I had taken some Finnish lessons several years ago before moving to Finland, so I had some knowledge of the language and knew some vocabulary. Also, now living here for 9 months I have obviously had more exposure to the language. But, to be totally honest, Finnish is not a language you just pick up while living here. You don't just string a bunch of words together and speak slowly in Finnish, you pretty much either know Finnish or you don't. There really isn't much in between, because if you attempt to speak Finnish and you can't be understood by the locals, in 95% of the cases, you will get English spoken back to you. Their command of the English language is very impressive to say the least.
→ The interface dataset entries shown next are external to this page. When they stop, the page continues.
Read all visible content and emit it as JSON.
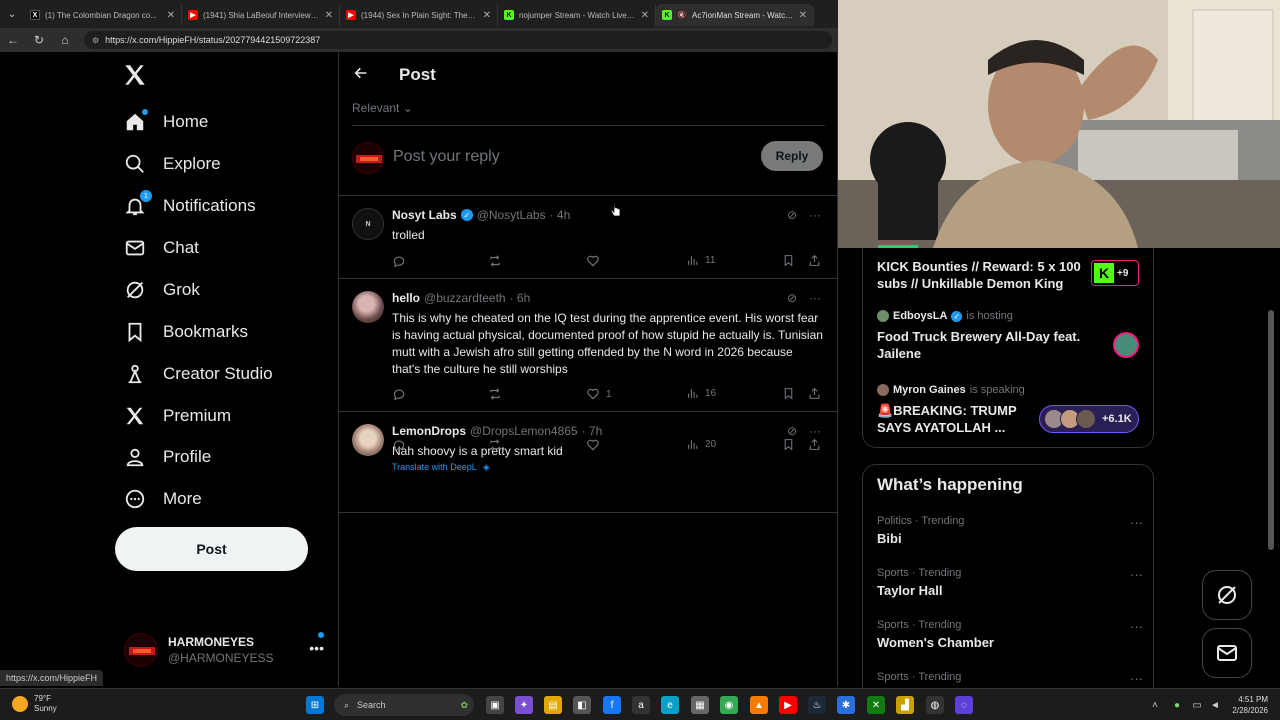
{
  "browser": {
    "tabs": [
      {
        "title": "(1) The Colombian Dragon co...",
        "active": false,
        "icon": "x-icon"
      },
      {
        "title": "(1941) Shia LaBeouf Interview - Yo",
        "active": false,
        "icon": "youtube-icon"
      },
      {
        "title": "(1944) Sex In Plain Sight: The Figu",
        "active": false,
        "icon": "youtube-icon"
      },
      {
        "title": "nojumper Stream - Watch Live on",
        "active": false,
        "icon": "kick-icon"
      },
      {
        "title": "Ac7ionMan Stream - Watch Li",
        "active": true,
        "icon": "kick-icon"
      }
    ],
    "url": "https://x.com/HippieFH/status/2027794421509722387",
    "status_url": "https://x.com/HippieFH"
  },
  "nav": {
    "items": [
      {
        "label": "Home",
        "icon": "home-icon"
      },
      {
        "label": "Explore",
        "icon": "search-icon"
      },
      {
        "label": "Notifications",
        "icon": "bell-icon",
        "badge": "1"
      },
      {
        "label": "Chat",
        "icon": "mail-icon"
      },
      {
        "label": "Grok",
        "icon": "grok-icon"
      },
      {
        "label": "Bookmarks",
        "icon": "bookmark-icon"
      },
      {
        "label": "Creator Studio",
        "icon": "creator-studio-icon"
      },
      {
        "label": "Premium",
        "icon": "x-premium-icon"
      },
      {
        "label": "Profile",
        "icon": "person-icon"
      },
      {
        "label": "More",
        "icon": "more-circle-icon"
      }
    ],
    "post_label": "Post",
    "account": {
      "name": "HARMONEYES",
      "handle": "@HARMONEYESS"
    }
  },
  "main": {
    "title": "Post",
    "sort_label": "Relevant",
    "composer_placeholder": "Post your reply",
    "reply_label": "Reply",
    "replies": [
      {
        "name": "Nosyt Labs",
        "verified": true,
        "handle": "@NosytLabs",
        "time": "· 4h",
        "text": "trolled",
        "likes": "",
        "views": "11",
        "translate": ""
      },
      {
        "name": "hello",
        "verified": false,
        "handle": "@buzzardteeth",
        "time": "· 6h",
        "text": "This is why he cheated on the IQ test during the apprentice event. His worst fear is having actual physical, documented proof of how stupid he actually is. Tunisian mutt with a Jewish afro still getting offended by the N word in 2026 because that's the culture he still worships",
        "likes": "1",
        "views": "16",
        "translate": ""
      },
      {
        "name": "LemonDrops",
        "verified": false,
        "handle": "@DropsLemon4865",
        "time": "· 7h",
        "text": "Nah shoovy is a pretty smart kid",
        "likes": "",
        "views": "20",
        "translate": "Translate with DeepL"
      }
    ]
  },
  "sidebar": {
    "spaces": [
      {
        "host": "",
        "host_status": "",
        "title": "KICK Bounties // Reward: 5 x 100 subs // Unkillable Demon King",
        "extra": "+9"
      },
      {
        "host": "EdboysLA",
        "host_status": "is hosting",
        "title": "Food Truck Brewery All-Day feat. Jailene",
        "extra": ""
      },
      {
        "host": "Myron Gaines",
        "host_status": "is speaking",
        "title": "🚨BREAKING: TRUMP SAYS AYATOLLAH ...",
        "extra": "+6.1K"
      }
    ],
    "happening_title": "What’s happening",
    "trends": [
      {
        "context": "Politics · Trending",
        "name": "Bibi"
      },
      {
        "context": "Sports · Trending",
        "name": "Taylor Hall"
      },
      {
        "context": "Sports · Trending",
        "name": "Women's Chamber"
      },
      {
        "context": "Sports · Trending",
        "name": ""
      }
    ]
  },
  "taskbar": {
    "temp": "79°F",
    "condition": "Sunny",
    "search_label": "Search",
    "time": "4:51 PM",
    "date": "2/28/2026"
  },
  "colors": {
    "accent": "#1d9bf0",
    "kick": "#53fc18",
    "space_border": "#f91880",
    "live_purple": "#7856ff"
  }
}
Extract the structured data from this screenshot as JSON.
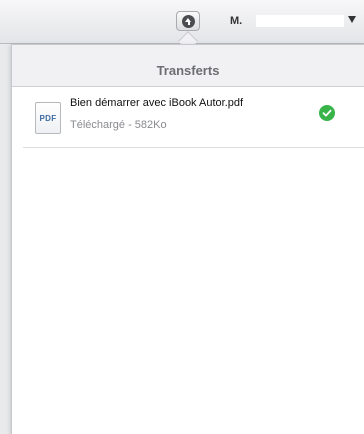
{
  "toolbar": {
    "upload_icon": "upload-arrow-icon",
    "user_label": "M.",
    "dropdown_icon": "triangle-down-icon"
  },
  "popover": {
    "title": "Transferts"
  },
  "transfers": [
    {
      "file_type": "PDF",
      "file_name": "Bien démarrer avec iBook Autor.pdf",
      "status": "Téléchargé - 582Ko",
      "status_icon": "checkmark-circle-icon",
      "status_color": "#38b449"
    }
  ]
}
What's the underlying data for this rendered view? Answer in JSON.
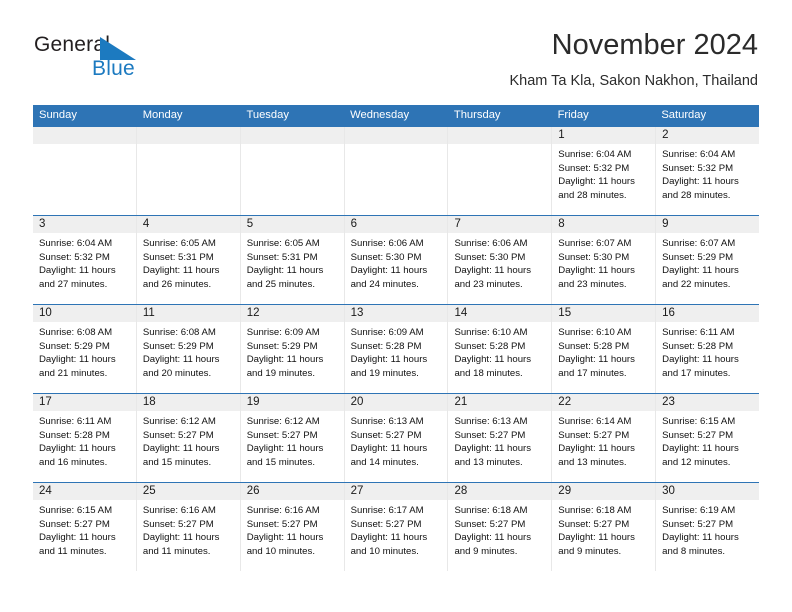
{
  "brand": {
    "name_top": "General",
    "name_bottom": "Blue",
    "color_primary": "#2e74b5",
    "color_text": "#231f20"
  },
  "header": {
    "title": "November 2024",
    "subtitle": "Kham Ta Kla, Sakon Nakhon, Thailand"
  },
  "calendar": {
    "weekdays": [
      "Sunday",
      "Monday",
      "Tuesday",
      "Wednesday",
      "Thursday",
      "Friday",
      "Saturday"
    ],
    "header_bg": "#2e74b5",
    "daynum_bg": "#efefef",
    "weeks": [
      [
        {
          "day": "",
          "sunrise": "",
          "sunset": "",
          "daylight_line1": "",
          "daylight_line2": ""
        },
        {
          "day": "",
          "sunrise": "",
          "sunset": "",
          "daylight_line1": "",
          "daylight_line2": ""
        },
        {
          "day": "",
          "sunrise": "",
          "sunset": "",
          "daylight_line1": "",
          "daylight_line2": ""
        },
        {
          "day": "",
          "sunrise": "",
          "sunset": "",
          "daylight_line1": "",
          "daylight_line2": ""
        },
        {
          "day": "",
          "sunrise": "",
          "sunset": "",
          "daylight_line1": "",
          "daylight_line2": ""
        },
        {
          "day": "1",
          "sunrise": "Sunrise: 6:04 AM",
          "sunset": "Sunset: 5:32 PM",
          "daylight_line1": "Daylight: 11 hours",
          "daylight_line2": "and 28 minutes."
        },
        {
          "day": "2",
          "sunrise": "Sunrise: 6:04 AM",
          "sunset": "Sunset: 5:32 PM",
          "daylight_line1": "Daylight: 11 hours",
          "daylight_line2": "and 28 minutes."
        }
      ],
      [
        {
          "day": "3",
          "sunrise": "Sunrise: 6:04 AM",
          "sunset": "Sunset: 5:32 PM",
          "daylight_line1": "Daylight: 11 hours",
          "daylight_line2": "and 27 minutes."
        },
        {
          "day": "4",
          "sunrise": "Sunrise: 6:05 AM",
          "sunset": "Sunset: 5:31 PM",
          "daylight_line1": "Daylight: 11 hours",
          "daylight_line2": "and 26 minutes."
        },
        {
          "day": "5",
          "sunrise": "Sunrise: 6:05 AM",
          "sunset": "Sunset: 5:31 PM",
          "daylight_line1": "Daylight: 11 hours",
          "daylight_line2": "and 25 minutes."
        },
        {
          "day": "6",
          "sunrise": "Sunrise: 6:06 AM",
          "sunset": "Sunset: 5:30 PM",
          "daylight_line1": "Daylight: 11 hours",
          "daylight_line2": "and 24 minutes."
        },
        {
          "day": "7",
          "sunrise": "Sunrise: 6:06 AM",
          "sunset": "Sunset: 5:30 PM",
          "daylight_line1": "Daylight: 11 hours",
          "daylight_line2": "and 23 minutes."
        },
        {
          "day": "8",
          "sunrise": "Sunrise: 6:07 AM",
          "sunset": "Sunset: 5:30 PM",
          "daylight_line1": "Daylight: 11 hours",
          "daylight_line2": "and 23 minutes."
        },
        {
          "day": "9",
          "sunrise": "Sunrise: 6:07 AM",
          "sunset": "Sunset: 5:29 PM",
          "daylight_line1": "Daylight: 11 hours",
          "daylight_line2": "and 22 minutes."
        }
      ],
      [
        {
          "day": "10",
          "sunrise": "Sunrise: 6:08 AM",
          "sunset": "Sunset: 5:29 PM",
          "daylight_line1": "Daylight: 11 hours",
          "daylight_line2": "and 21 minutes."
        },
        {
          "day": "11",
          "sunrise": "Sunrise: 6:08 AM",
          "sunset": "Sunset: 5:29 PM",
          "daylight_line1": "Daylight: 11 hours",
          "daylight_line2": "and 20 minutes."
        },
        {
          "day": "12",
          "sunrise": "Sunrise: 6:09 AM",
          "sunset": "Sunset: 5:29 PM",
          "daylight_line1": "Daylight: 11 hours",
          "daylight_line2": "and 19 minutes."
        },
        {
          "day": "13",
          "sunrise": "Sunrise: 6:09 AM",
          "sunset": "Sunset: 5:28 PM",
          "daylight_line1": "Daylight: 11 hours",
          "daylight_line2": "and 19 minutes."
        },
        {
          "day": "14",
          "sunrise": "Sunrise: 6:10 AM",
          "sunset": "Sunset: 5:28 PM",
          "daylight_line1": "Daylight: 11 hours",
          "daylight_line2": "and 18 minutes."
        },
        {
          "day": "15",
          "sunrise": "Sunrise: 6:10 AM",
          "sunset": "Sunset: 5:28 PM",
          "daylight_line1": "Daylight: 11 hours",
          "daylight_line2": "and 17 minutes."
        },
        {
          "day": "16",
          "sunrise": "Sunrise: 6:11 AM",
          "sunset": "Sunset: 5:28 PM",
          "daylight_line1": "Daylight: 11 hours",
          "daylight_line2": "and 17 minutes."
        }
      ],
      [
        {
          "day": "17",
          "sunrise": "Sunrise: 6:11 AM",
          "sunset": "Sunset: 5:28 PM",
          "daylight_line1": "Daylight: 11 hours",
          "daylight_line2": "and 16 minutes."
        },
        {
          "day": "18",
          "sunrise": "Sunrise: 6:12 AM",
          "sunset": "Sunset: 5:27 PM",
          "daylight_line1": "Daylight: 11 hours",
          "daylight_line2": "and 15 minutes."
        },
        {
          "day": "19",
          "sunrise": "Sunrise: 6:12 AM",
          "sunset": "Sunset: 5:27 PM",
          "daylight_line1": "Daylight: 11 hours",
          "daylight_line2": "and 15 minutes."
        },
        {
          "day": "20",
          "sunrise": "Sunrise: 6:13 AM",
          "sunset": "Sunset: 5:27 PM",
          "daylight_line1": "Daylight: 11 hours",
          "daylight_line2": "and 14 minutes."
        },
        {
          "day": "21",
          "sunrise": "Sunrise: 6:13 AM",
          "sunset": "Sunset: 5:27 PM",
          "daylight_line1": "Daylight: 11 hours",
          "daylight_line2": "and 13 minutes."
        },
        {
          "day": "22",
          "sunrise": "Sunrise: 6:14 AM",
          "sunset": "Sunset: 5:27 PM",
          "daylight_line1": "Daylight: 11 hours",
          "daylight_line2": "and 13 minutes."
        },
        {
          "day": "23",
          "sunrise": "Sunrise: 6:15 AM",
          "sunset": "Sunset: 5:27 PM",
          "daylight_line1": "Daylight: 11 hours",
          "daylight_line2": "and 12 minutes."
        }
      ],
      [
        {
          "day": "24",
          "sunrise": "Sunrise: 6:15 AM",
          "sunset": "Sunset: 5:27 PM",
          "daylight_line1": "Daylight: 11 hours",
          "daylight_line2": "and 11 minutes."
        },
        {
          "day": "25",
          "sunrise": "Sunrise: 6:16 AM",
          "sunset": "Sunset: 5:27 PM",
          "daylight_line1": "Daylight: 11 hours",
          "daylight_line2": "and 11 minutes."
        },
        {
          "day": "26",
          "sunrise": "Sunrise: 6:16 AM",
          "sunset": "Sunset: 5:27 PM",
          "daylight_line1": "Daylight: 11 hours",
          "daylight_line2": "and 10 minutes."
        },
        {
          "day": "27",
          "sunrise": "Sunrise: 6:17 AM",
          "sunset": "Sunset: 5:27 PM",
          "daylight_line1": "Daylight: 11 hours",
          "daylight_line2": "and 10 minutes."
        },
        {
          "day": "28",
          "sunrise": "Sunrise: 6:18 AM",
          "sunset": "Sunset: 5:27 PM",
          "daylight_line1": "Daylight: 11 hours",
          "daylight_line2": "and 9 minutes."
        },
        {
          "day": "29",
          "sunrise": "Sunrise: 6:18 AM",
          "sunset": "Sunset: 5:27 PM",
          "daylight_line1": "Daylight: 11 hours",
          "daylight_line2": "and 9 minutes."
        },
        {
          "day": "30",
          "sunrise": "Sunrise: 6:19 AM",
          "sunset": "Sunset: 5:27 PM",
          "daylight_line1": "Daylight: 11 hours",
          "daylight_line2": "and 8 minutes."
        }
      ]
    ]
  }
}
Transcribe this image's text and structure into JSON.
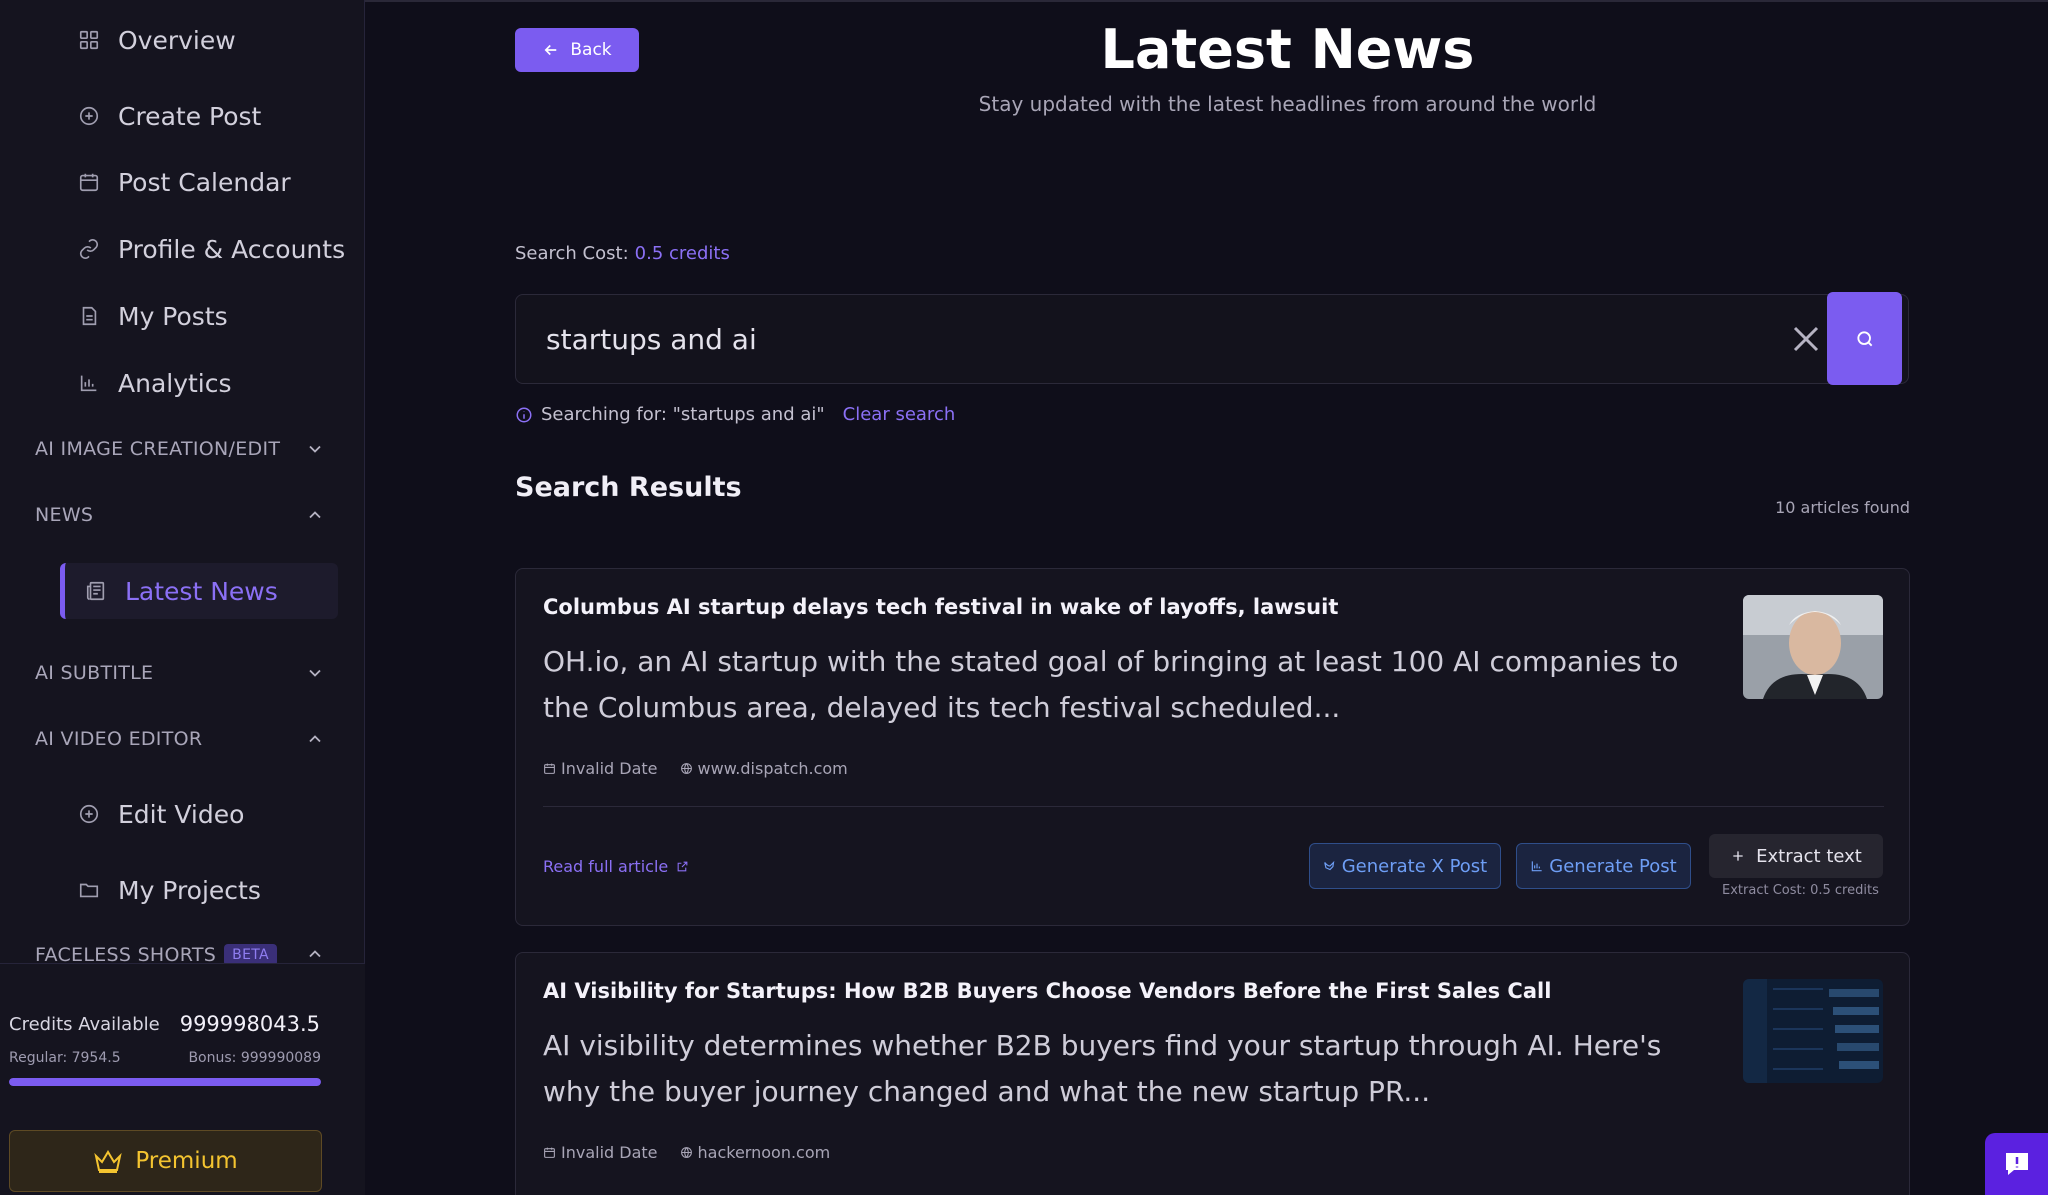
{
  "sidebar": {
    "items": [
      {
        "label": "Overview",
        "icon": "grid-icon"
      },
      {
        "label": "Create Post",
        "icon": "plus-circle-icon"
      },
      {
        "label": "Post Calendar",
        "icon": "calendar-icon"
      },
      {
        "label": "Profile & Accounts",
        "icon": "link-icon"
      },
      {
        "label": "My Posts",
        "icon": "document-icon"
      },
      {
        "label": "Analytics",
        "icon": "bar-chart-icon"
      }
    ],
    "sections": {
      "ai_image": "AI IMAGE CREATION/EDIT",
      "news": "NEWS",
      "ai_subtitle": "AI SUBTITLE",
      "ai_video": "AI VIDEO EDITOR",
      "faceless": "FACELESS SHORTS",
      "beta": "BETA"
    },
    "news_items": [
      {
        "label": "Latest News",
        "icon": "newspaper-icon"
      }
    ],
    "video_items": [
      {
        "label": "Edit Video",
        "icon": "plus-circle-icon"
      },
      {
        "label": "My Projects",
        "icon": "folder-icon"
      }
    ],
    "credits": {
      "title": "Credits Available",
      "value": "999998043.5",
      "regular": "Regular: 7954.5",
      "bonus": "Bonus: 999990089",
      "fill_fraction": 1.0
    },
    "premium_label": "Premium"
  },
  "header": {
    "back_label": "Back",
    "title": "Latest News",
    "subtitle": "Stay updated with the latest headlines from around the world"
  },
  "search": {
    "cost_label": "Search Cost:",
    "cost_value": "0.5 credits",
    "query": "startups and ai",
    "searching_text": "Searching for: \"startups and ai\"",
    "clear_label": "Clear search"
  },
  "results": {
    "title": "Search Results",
    "count": "10 articles found",
    "articles": [
      {
        "title": "Columbus AI startup delays tech festival in wake of layoffs, lawsuit",
        "description": "OH.io, an AI startup with the stated goal of bringing at least 100 AI companies to the Columbus area, delayed its tech festival scheduled...",
        "date": "Invalid Date",
        "source": "www.dispatch.com",
        "read_label": "Read full article",
        "gen_x_label": "Generate X Post",
        "gen_post_label": "Generate Post",
        "extract_label": "Extract text",
        "extract_cost": "Extract Cost: 0.5 credits"
      },
      {
        "title": "AI Visibility for Startups: How B2B Buyers Choose Vendors Before the First Sales Call",
        "description": "AI visibility determines whether B2B buyers find your startup through AI. Here's why the buyer journey changed and what the new startup PR...",
        "date": "Invalid Date",
        "source": "hackernoon.com"
      }
    ]
  },
  "colors": {
    "accent": "#7b5cf0",
    "background": "#0f0e1a",
    "sidebar": "#15141f",
    "premium": "#f4c430"
  }
}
It is very frustrating knowing how many Finns can speak perfect English, when I am in their country and can barely string 2 Finnish sentences together and make sense of it. The Finnish language has been compared to a triangle, where one must learn the most difficult and challenging part at the base and then work their way up to the top of the triangle where mastery takes place. The bottom of the triangle or base is very difficult and takes a long time to master, however once the rules are learned, the learning curve gets easier. Where in English, the language has been compared to an upside down triangle where the rules of learning in the beginning are easier and one can learn to speak basic English fairly fast. However, as they climb up the triangle, the challenges grow with the different rules of English words and tenses. So, basically what I am trying to say is that Finnish is extremely challenging in the beginning and English not so much, but in the long term Finnish gets easier where English can get more difficult. It is a combination of the initial difficulties and complexities of Finnish combined with the fact that so many speak English which makes learning Finnish a difficult but not impossible proposition for any expat living in the Helsinki area.